  • Subject: Psychology(all) | Binge-like eating | Research Report | Mouse | Feeding pattern | Scheduled feeding | QD | Nutrition and Dietetics | QP | R1 | Palatability | Food anticipation
    mesheuropmc: digestive, oral, and skin physiology

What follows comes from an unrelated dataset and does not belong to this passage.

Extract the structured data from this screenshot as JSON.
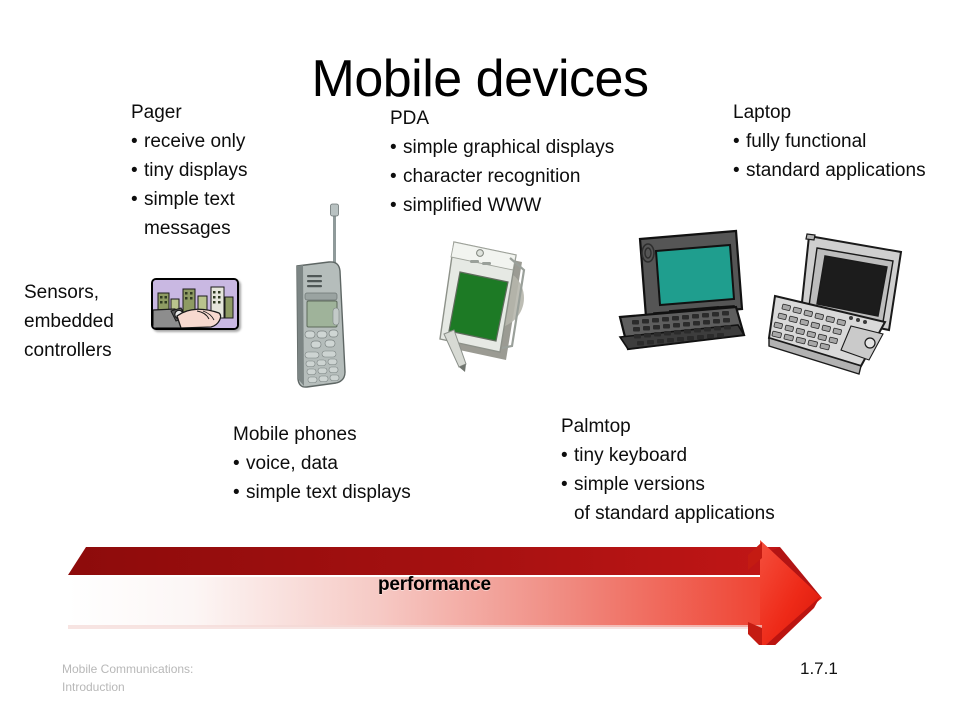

Male C57BL/6 mice fed ad libitum on control diet but allowed access to a palatable high fat diet (HFD) for 2 h a day during the mid-dark phase rapidly adapt their feeding behaviour and can consume nearly 80% of their daily caloric intake during this 2 h-scheduled feed. We assessed food intake microstructure and meal pattern, and locomotor activity and rearing as markers of food anticipatory activity (FAA). Schedule fed mice reduced their caloric intake from control diet during the first hours of the dark phase but not during the 3-h period immediately preceding the scheduled feed. Large meal/binge-like eating behaviour during the 2-h scheduled feed was characterised by increases in both meal number and meal size. Rearing was increased during the 2-h period running up to scheduled feeding while locomotor activity started to increase 1 h before, indicating that schedule-fed mice display FAA. Meal number and physical activity changes were sustained when HFD was withheld during the anticipated scheduled feeding period, and mice immediately binged when HFD was represented after a week of this "withdrawal" period. These findings provide important context to our previous studies suggesting that energy balance systems in the hypothalamus are not responsible for driving these large, binge-type meals. Evidence of FAA in HFD dark phase schedule-fed mice implicates anticipatory processes in binge eating that do not involve immediately preceding hypophagia or regulatory homeostatic signalling.
Share - Bookmark